= EXERCISE AIM =
Search the entries below. Return every line that has "icon" in it.

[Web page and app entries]
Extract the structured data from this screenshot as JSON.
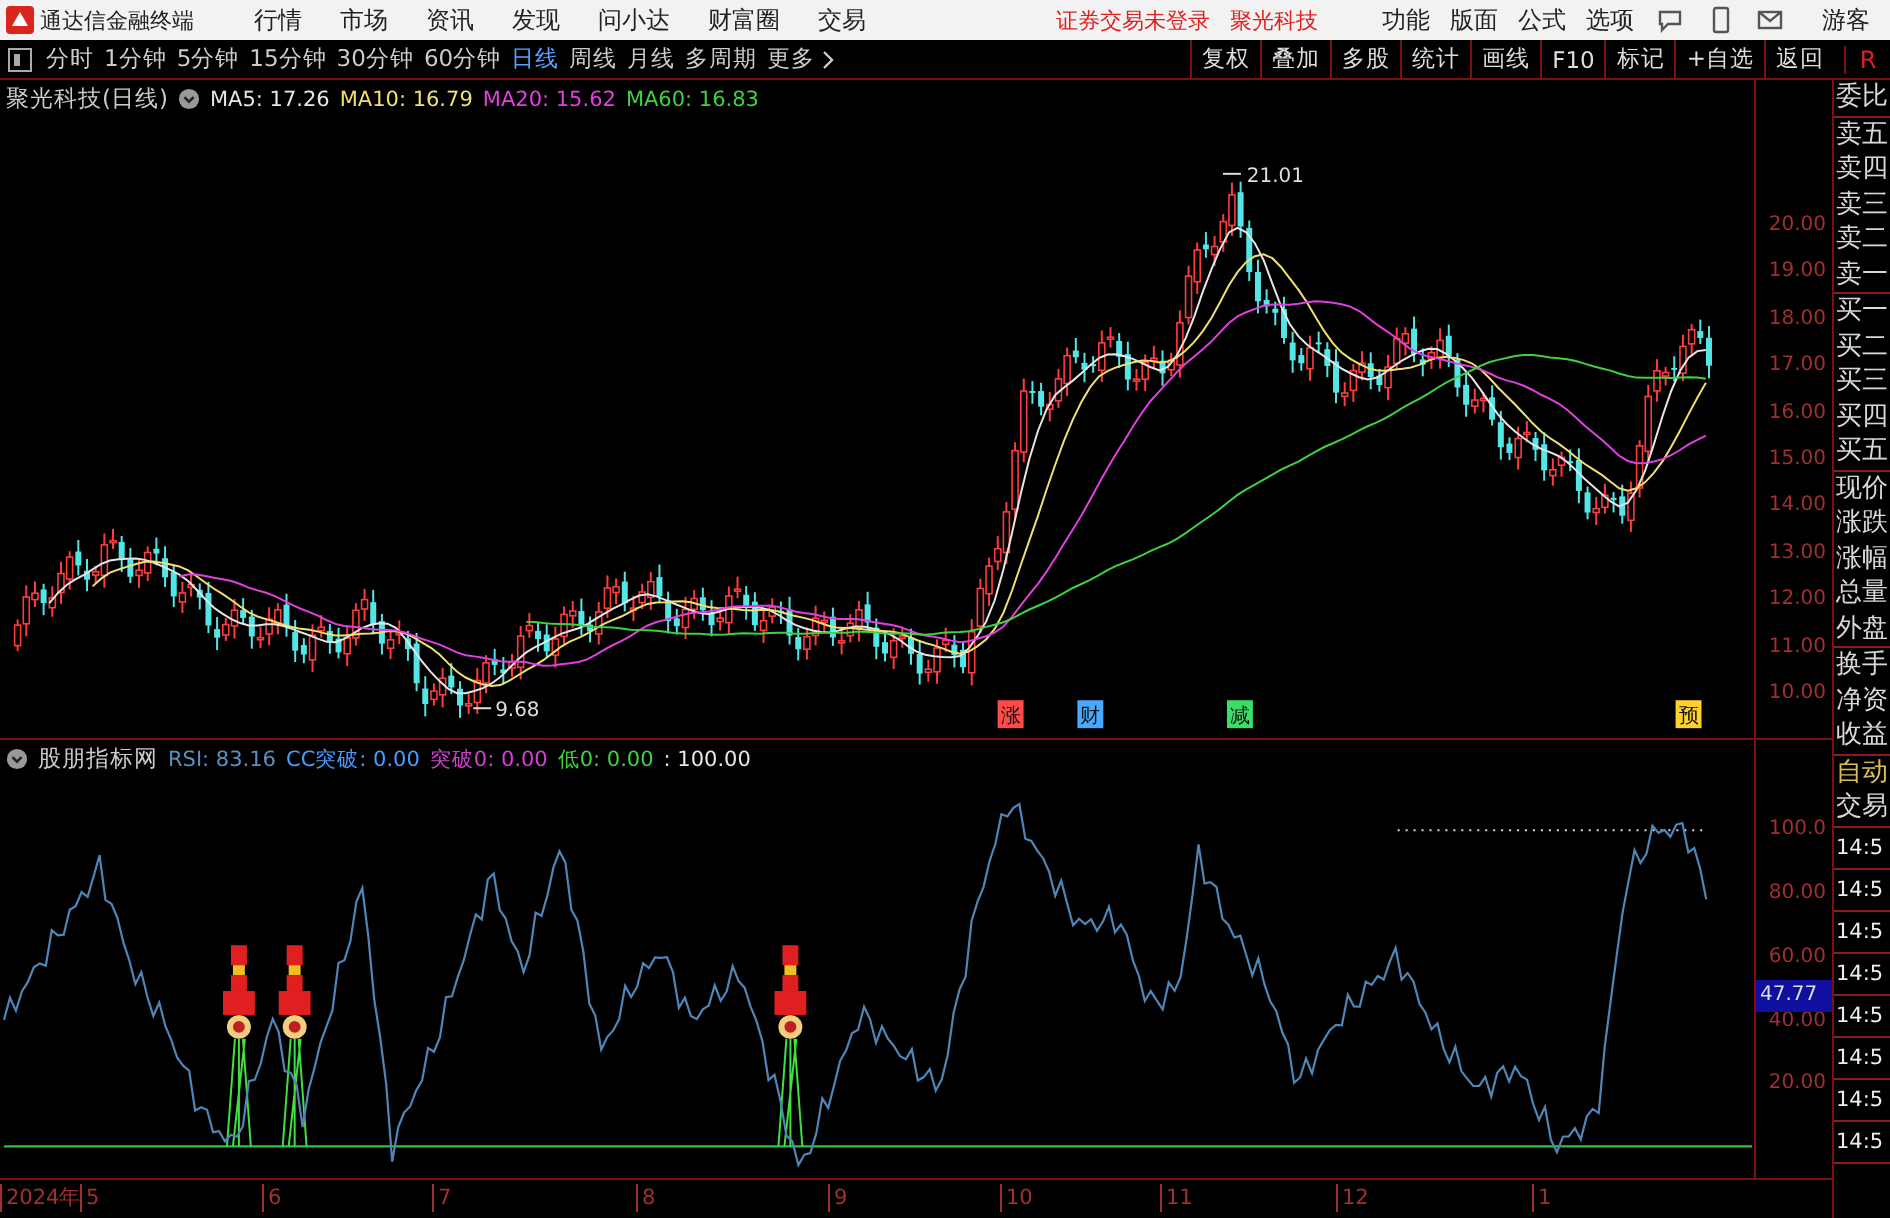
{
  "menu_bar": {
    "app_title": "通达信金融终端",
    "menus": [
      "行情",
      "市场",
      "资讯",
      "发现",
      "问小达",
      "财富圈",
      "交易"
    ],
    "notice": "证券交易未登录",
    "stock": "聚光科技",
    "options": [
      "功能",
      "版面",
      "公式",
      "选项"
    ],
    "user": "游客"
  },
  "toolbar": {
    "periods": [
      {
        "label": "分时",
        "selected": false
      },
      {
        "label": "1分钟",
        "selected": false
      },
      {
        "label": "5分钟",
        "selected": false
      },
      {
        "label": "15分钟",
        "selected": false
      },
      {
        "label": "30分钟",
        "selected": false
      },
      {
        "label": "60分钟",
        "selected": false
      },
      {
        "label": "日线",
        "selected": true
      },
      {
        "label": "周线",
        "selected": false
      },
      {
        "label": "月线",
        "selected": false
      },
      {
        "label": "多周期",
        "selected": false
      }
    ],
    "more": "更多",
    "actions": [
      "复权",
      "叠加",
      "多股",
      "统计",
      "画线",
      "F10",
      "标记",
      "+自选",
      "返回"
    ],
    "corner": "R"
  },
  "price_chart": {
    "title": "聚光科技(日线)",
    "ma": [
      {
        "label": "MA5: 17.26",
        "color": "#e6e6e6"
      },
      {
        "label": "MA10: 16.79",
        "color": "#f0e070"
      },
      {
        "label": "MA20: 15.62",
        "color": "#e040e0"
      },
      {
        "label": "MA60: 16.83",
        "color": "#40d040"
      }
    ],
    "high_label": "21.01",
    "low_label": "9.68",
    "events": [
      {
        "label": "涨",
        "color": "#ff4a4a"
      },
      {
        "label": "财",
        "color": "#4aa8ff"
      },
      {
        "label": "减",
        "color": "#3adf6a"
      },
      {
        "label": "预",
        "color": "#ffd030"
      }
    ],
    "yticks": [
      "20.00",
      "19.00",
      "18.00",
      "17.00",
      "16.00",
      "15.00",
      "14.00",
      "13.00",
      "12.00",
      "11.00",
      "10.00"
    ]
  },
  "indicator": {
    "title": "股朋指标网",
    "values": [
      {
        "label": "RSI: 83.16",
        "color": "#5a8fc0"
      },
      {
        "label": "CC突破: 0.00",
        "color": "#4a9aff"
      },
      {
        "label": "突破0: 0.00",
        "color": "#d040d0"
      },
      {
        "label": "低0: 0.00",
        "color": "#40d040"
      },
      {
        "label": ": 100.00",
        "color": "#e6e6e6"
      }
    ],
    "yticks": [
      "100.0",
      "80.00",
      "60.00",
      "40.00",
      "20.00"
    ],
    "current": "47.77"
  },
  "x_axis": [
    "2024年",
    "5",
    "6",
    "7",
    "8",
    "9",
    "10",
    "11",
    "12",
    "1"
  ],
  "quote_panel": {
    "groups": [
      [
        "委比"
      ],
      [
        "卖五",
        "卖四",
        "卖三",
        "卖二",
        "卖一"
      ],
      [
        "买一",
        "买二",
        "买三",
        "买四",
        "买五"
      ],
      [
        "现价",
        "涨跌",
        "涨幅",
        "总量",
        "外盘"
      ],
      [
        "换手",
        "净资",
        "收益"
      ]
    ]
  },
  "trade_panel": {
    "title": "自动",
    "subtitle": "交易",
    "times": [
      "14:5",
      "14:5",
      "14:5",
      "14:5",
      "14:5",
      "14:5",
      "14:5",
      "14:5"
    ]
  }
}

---

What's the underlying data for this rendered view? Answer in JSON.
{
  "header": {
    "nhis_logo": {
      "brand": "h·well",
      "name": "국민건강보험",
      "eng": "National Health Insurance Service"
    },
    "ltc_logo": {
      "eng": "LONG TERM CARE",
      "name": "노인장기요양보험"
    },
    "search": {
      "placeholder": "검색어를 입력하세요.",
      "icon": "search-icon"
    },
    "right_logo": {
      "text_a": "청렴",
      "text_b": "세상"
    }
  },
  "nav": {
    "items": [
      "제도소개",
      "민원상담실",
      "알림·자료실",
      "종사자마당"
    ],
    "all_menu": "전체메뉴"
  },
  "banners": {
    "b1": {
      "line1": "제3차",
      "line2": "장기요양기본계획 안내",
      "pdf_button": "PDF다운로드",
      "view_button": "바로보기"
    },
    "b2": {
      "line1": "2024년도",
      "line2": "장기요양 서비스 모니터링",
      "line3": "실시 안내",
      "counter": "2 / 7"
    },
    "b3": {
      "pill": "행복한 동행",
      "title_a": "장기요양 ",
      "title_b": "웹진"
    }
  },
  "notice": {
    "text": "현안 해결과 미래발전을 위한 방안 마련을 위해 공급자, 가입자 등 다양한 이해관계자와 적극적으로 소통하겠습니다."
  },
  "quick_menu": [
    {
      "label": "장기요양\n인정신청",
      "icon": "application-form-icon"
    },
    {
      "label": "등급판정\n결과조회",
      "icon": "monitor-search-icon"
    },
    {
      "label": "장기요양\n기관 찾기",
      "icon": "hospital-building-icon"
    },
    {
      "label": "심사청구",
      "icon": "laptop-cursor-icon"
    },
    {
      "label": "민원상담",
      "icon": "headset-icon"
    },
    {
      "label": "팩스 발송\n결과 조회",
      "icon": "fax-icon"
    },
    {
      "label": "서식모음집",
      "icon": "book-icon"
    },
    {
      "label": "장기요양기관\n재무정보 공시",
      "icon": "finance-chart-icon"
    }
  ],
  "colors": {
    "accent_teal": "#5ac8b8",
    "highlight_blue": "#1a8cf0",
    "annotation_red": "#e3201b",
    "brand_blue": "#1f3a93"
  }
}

= ANSWER SECTION =
      "icon": "search-icon"
      "icon": "application-form-icon"
      "icon": "monitor-search-icon"
      "icon": "hospital-building-icon"
      "icon": "laptop-cursor-icon"
      "icon": "headset-icon"
      "icon": "fax-icon"
      "icon": "book-icon"
      "icon": "finance-chart-icon"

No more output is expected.